Her passion for community, volunteerism and youth, in addition to her keen communication skills, led her to eventually begin working for Big Brothers, Big Sisters. While working there, she helped recruit volunteers for their school-based programming. Through this organization she worked with student organizations all over, one of them being the Temple University Career Center.

After this long journey of giving back, Condo eventually landed a position with the Temple University Career Center as an outreach specialist for employer partnerships. In this position, she helps students find employment through career fairs and special events. 

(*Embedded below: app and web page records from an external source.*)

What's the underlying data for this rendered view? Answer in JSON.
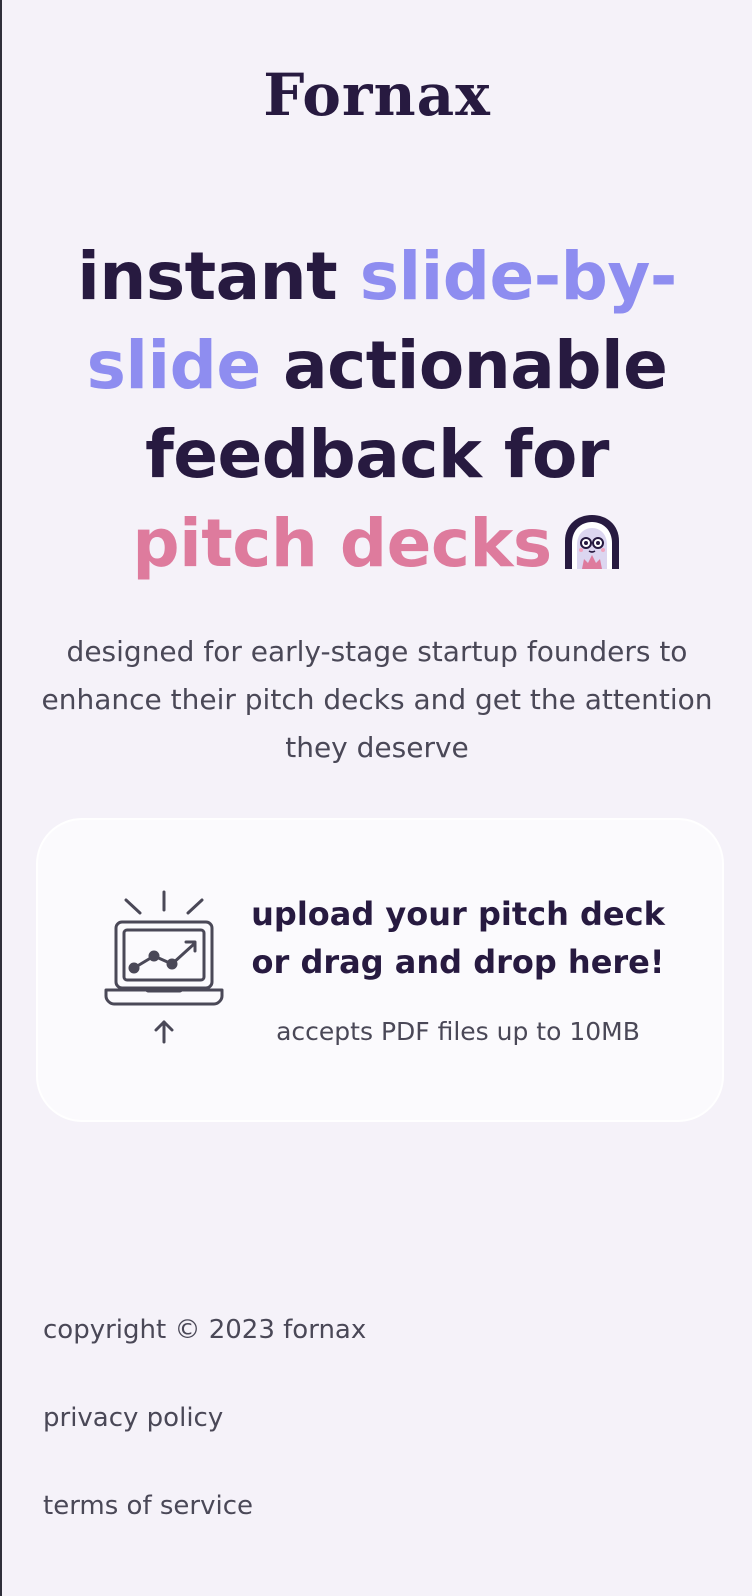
{
  "brand": {
    "logo_text": "Fornax"
  },
  "hero": {
    "headline": {
      "part1": "instant ",
      "part2": "slide-by-slide",
      "part3": " actionable feedback for ",
      "part4": "pitch decks"
    },
    "subtitle": "designed for early-stage startup founders to enhance their pitch decks and get the attention they deserve",
    "mascot_icon": "ghost-mascot-icon"
  },
  "upload": {
    "title": "upload your pitch deck or drag and drop here!",
    "note": "accepts PDF files up to 10MB",
    "icon": "laptop-chart-upload-icon"
  },
  "footer": {
    "copyright": "copyright © 2023 fornax",
    "privacy": "privacy policy",
    "terms": "terms of service"
  },
  "colors": {
    "background": "#f5f2f9",
    "text_dark": "#271a40",
    "accent_purple": "#8e8df0",
    "accent_pink": "#de7b9d",
    "text_muted": "#4a4857"
  }
}
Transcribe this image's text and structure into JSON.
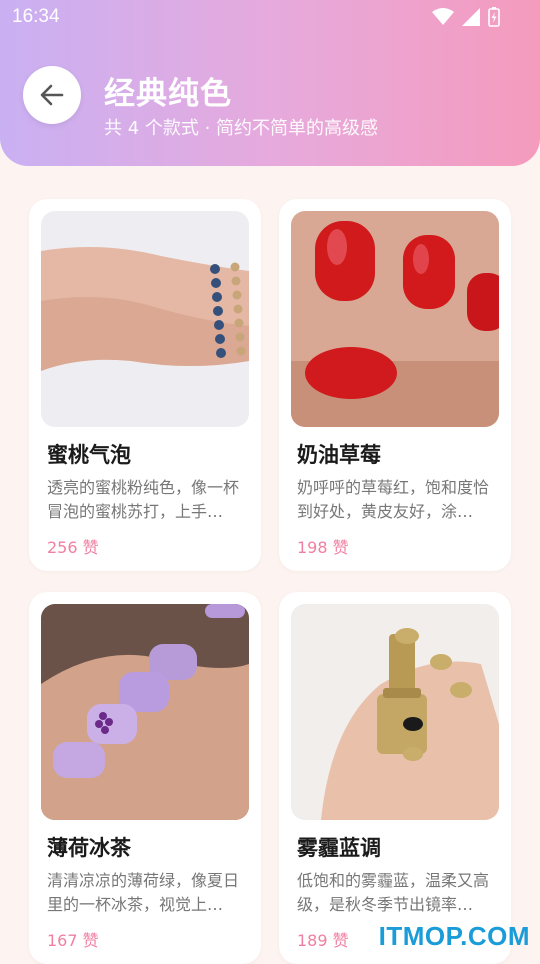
{
  "status_bar": {
    "time": "16:34"
  },
  "header": {
    "title": "经典纯色",
    "subtitle": "共 4 个款式 · 简约不简单的高级感"
  },
  "cards": [
    {
      "name": "蜜桃气泡",
      "desc": "透亮的蜜桃粉纯色，像一杯冒泡的蜜桃苏打，上手…",
      "likes": "256 赞"
    },
    {
      "name": "奶油草莓",
      "desc": "奶呼呼的草莓红，饱和度恰到好处，黄皮友好，涂…",
      "likes": "198 赞"
    },
    {
      "name": "薄荷冰茶",
      "desc": "清清凉凉的薄荷绿，像夏日里的一杯冰茶，视觉上…",
      "likes": "167 赞"
    },
    {
      "name": "雾霾蓝调",
      "desc": "低饱和的雾霾蓝，温柔又高级，是秋冬季节出镜率…",
      "likes": "189 赞"
    }
  ],
  "watermark": "ITMOP.COM",
  "colors": {
    "accent": "#f07fa2",
    "header_start": "#c9b0f3",
    "header_end": "#f59bbd",
    "background": "#fdf3f0"
  }
}
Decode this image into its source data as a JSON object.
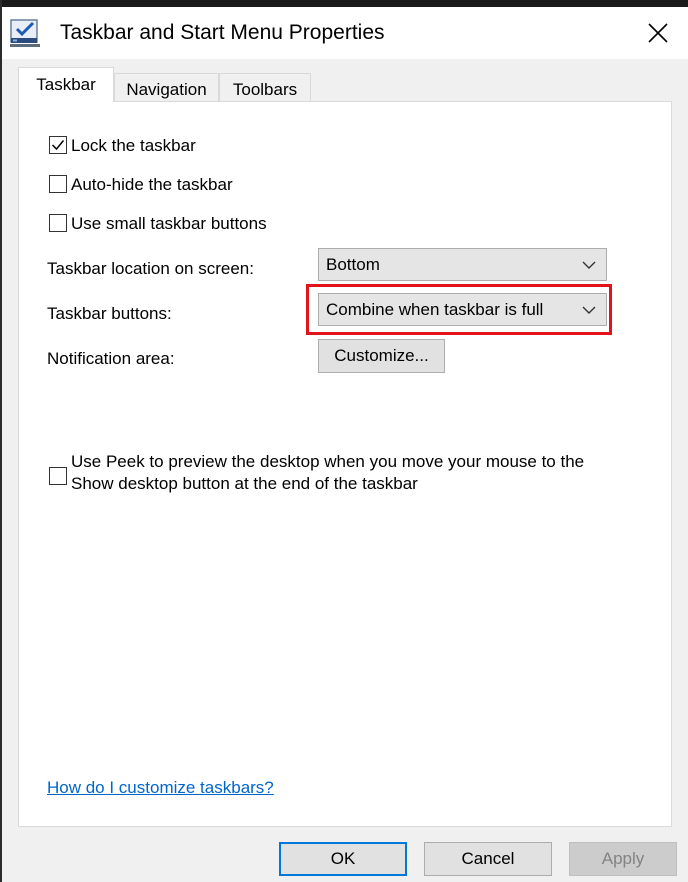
{
  "window": {
    "title": "Taskbar and Start Menu Properties",
    "icon": "taskbar-properties-icon",
    "close_icon": "close-icon"
  },
  "tabs": [
    {
      "label": "Taskbar",
      "active": true
    },
    {
      "label": "Navigation",
      "active": false
    },
    {
      "label": "Toolbars",
      "active": false
    }
  ],
  "checkboxes": {
    "lock": {
      "label": "Lock the taskbar",
      "checked": true
    },
    "autohide": {
      "label": "Auto-hide the taskbar",
      "checked": false
    },
    "small_buttons": {
      "label": "Use small taskbar buttons",
      "checked": false
    },
    "peek": {
      "line1": "Use Peek to preview the desktop when you move your mouse to the",
      "line2": "Show desktop button at the end of the taskbar",
      "checked": false
    }
  },
  "fields": {
    "location": {
      "label": "Taskbar location on screen:",
      "value": "Bottom"
    },
    "buttons": {
      "label": "Taskbar buttons:",
      "value": "Combine when taskbar is full"
    },
    "notification": {
      "label": "Notification area:",
      "button": "Customize..."
    }
  },
  "help_link": "How do I customize taskbars?",
  "footer": {
    "ok": "OK",
    "cancel": "Cancel",
    "apply": "Apply"
  },
  "colors": {
    "highlight": "#e3131b",
    "link": "#0066cc",
    "default_button_border": "#0078d7"
  }
}
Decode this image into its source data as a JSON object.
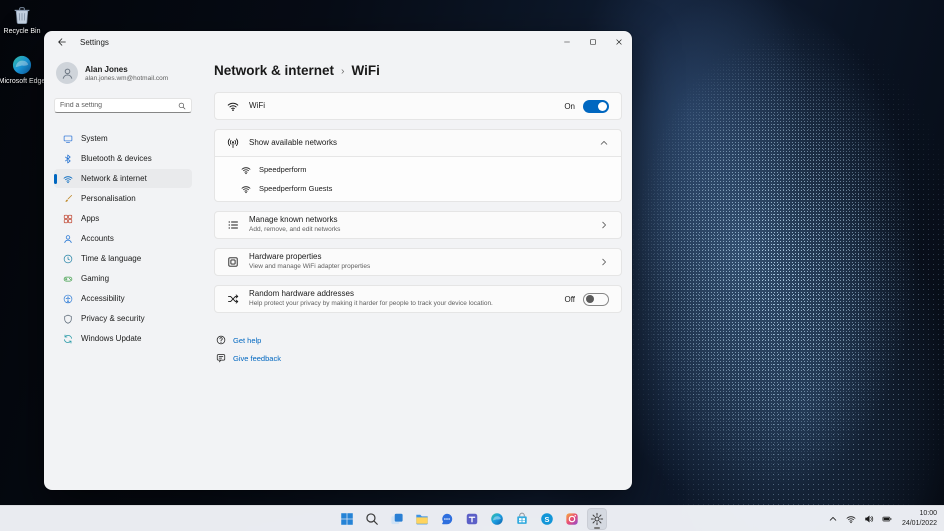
{
  "colors": {
    "accent": "#0067c0"
  },
  "desktop": {
    "icons": [
      {
        "id": "recycle-bin",
        "label": "Recycle Bin",
        "icon": "recycle-bin"
      },
      {
        "id": "microsoft-edge",
        "label": "Microsoft Edge",
        "icon": "edge"
      }
    ]
  },
  "settings_window": {
    "titlebar": {
      "title": "Settings"
    },
    "sidebar": {
      "user": {
        "name": "Alan Jones",
        "email": "alan.jones.wm@hotmail.com"
      },
      "search_placeholder": "Find a setting",
      "items": [
        {
          "id": "system",
          "label": "System",
          "icon": "system",
          "icon_color": "#3b7dd8",
          "selected": false
        },
        {
          "id": "bluetooth-devices",
          "label": "Bluetooth & devices",
          "icon": "bluetooth",
          "icon_color": "#1f6fd0",
          "selected": false
        },
        {
          "id": "network-internet",
          "label": "Network & internet",
          "icon": "wifi",
          "icon_color": "#0067c0",
          "selected": true
        },
        {
          "id": "personalisation",
          "label": "Personalisation",
          "icon": "brush",
          "icon_color": "#c08b2d",
          "selected": false
        },
        {
          "id": "apps",
          "label": "Apps",
          "icon": "apps",
          "icon_color": "#c14a36",
          "selected": false
        },
        {
          "id": "accounts",
          "label": "Accounts",
          "icon": "person",
          "icon_color": "#2f7cd6",
          "selected": false
        },
        {
          "id": "time-language",
          "label": "Time & language",
          "icon": "clock",
          "icon_color": "#2b86a8",
          "selected": false
        },
        {
          "id": "gaming",
          "label": "Gaming",
          "icon": "controller",
          "icon_color": "#3f9e49",
          "selected": false
        },
        {
          "id": "accessibility",
          "label": "Accessibility",
          "icon": "accessibility",
          "icon_color": "#2f7cd6",
          "selected": false
        },
        {
          "id": "privacy-security",
          "label": "Privacy & security",
          "icon": "shield",
          "icon_color": "#5d6a78",
          "selected": false
        },
        {
          "id": "windows-update",
          "label": "Windows Update",
          "icon": "update",
          "icon_color": "#2b9ba8",
          "selected": false
        }
      ]
    },
    "main": {
      "breadcrumb": {
        "parent": "Network & internet",
        "separator": "›",
        "current": "WiFi"
      },
      "wifi_card": {
        "label": "WiFi",
        "state": "On"
      },
      "available_networks": {
        "label": "Show available networks",
        "networks": [
          {
            "name": "Speedperform"
          },
          {
            "name": "Speedperform Guests"
          }
        ]
      },
      "manage_known_networks": {
        "title": "Manage known networks",
        "subtitle": "Add, remove, and edit networks"
      },
      "hardware_properties": {
        "title": "Hardware properties",
        "subtitle": "View and manage WiFi adapter properties"
      },
      "random_hardware_addresses": {
        "title": "Random hardware addresses",
        "subtitle": "Help protect your privacy by making it harder for people to track your device location.",
        "state": "Off"
      },
      "links": [
        {
          "id": "get-help",
          "label": "Get help",
          "icon": "help"
        },
        {
          "id": "give-feedback",
          "label": "Give feedback",
          "icon": "feedback"
        }
      ]
    }
  },
  "taskbar": {
    "items": [
      {
        "id": "start",
        "icon": "start",
        "active": false
      },
      {
        "id": "search",
        "icon": "tb-search",
        "active": false
      },
      {
        "id": "task-view",
        "icon": "task-view",
        "active": false
      },
      {
        "id": "file-explorer",
        "icon": "folder",
        "active": false
      },
      {
        "id": "chat",
        "icon": "chat",
        "active": false
      },
      {
        "id": "teams",
        "icon": "teams",
        "active": false
      },
      {
        "id": "edge",
        "icon": "edge",
        "active": false
      },
      {
        "id": "store",
        "icon": "store",
        "active": false
      },
      {
        "id": "skype",
        "icon": "skype",
        "active": false
      },
      {
        "id": "photos",
        "icon": "photos",
        "active": false
      },
      {
        "id": "settings",
        "icon": "gear",
        "active": true
      }
    ],
    "tray": {
      "icons": [
        {
          "id": "hidden-icons",
          "icon": "chevron-up"
        },
        {
          "id": "network",
          "icon": "wifi"
        },
        {
          "id": "volume",
          "icon": "volume"
        },
        {
          "id": "battery",
          "icon": "battery"
        }
      ],
      "time": "10:00",
      "date": "24/01/2022"
    }
  }
}
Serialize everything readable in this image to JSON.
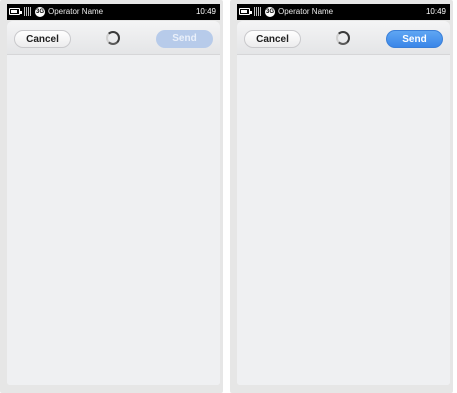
{
  "screens": [
    {
      "status": {
        "network_badge": "3G",
        "operator": "Operator Name",
        "time": "10:49"
      },
      "toolbar": {
        "cancel_label": "Cancel",
        "send_label": "Send",
        "send_state": "disabled"
      }
    },
    {
      "status": {
        "network_badge": "3G",
        "operator": "Operator Name",
        "time": "10:49"
      },
      "toolbar": {
        "cancel_label": "Cancel",
        "send_label": "Send",
        "send_state": "enabled"
      }
    }
  ],
  "colors": {
    "send_enabled": "#4a95ee",
    "send_disabled": "#b7cbea",
    "content_bg": "#eff0f2",
    "statusbar_bg": "#000000"
  },
  "icons": [
    "battery-icon",
    "signal-icon",
    "network-badge-icon",
    "loading-spinner-icon"
  ]
}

Rowan alumna Calista Condo with her relatives, who are also graduates of Rowan
Condo (left) with her relatives, who are also Rowan graduates.

Her time at Rowan, especially as a Journalism major, made her able to look at information and make it digestible to the public. She believes, “Journalists are some of the most intelligent people [she] has ever known, which makes them so versatile and with those important communication skills, they can settle into any position with ease.” 

She still holds the fun and goofy times, working late at night for The Whit, near and dear to her heart. 

Like what you see, come visit us!


Story by:
Chad Wittmann, senior journalism major

Photos courtesy of: Calista Condo

#PROFspective: Management, Marketing & HR Management Major Ryan Klohr

Today we speak with Ryan Klohr, a senior triple major (management, marketing and human resources management) from Ocean Township, Monmouth County, who lives off campus. Ryan will share his #PROFspective with us on what it’s like to be a Rowan University student and how he’s getting the most out of his college experience as a […]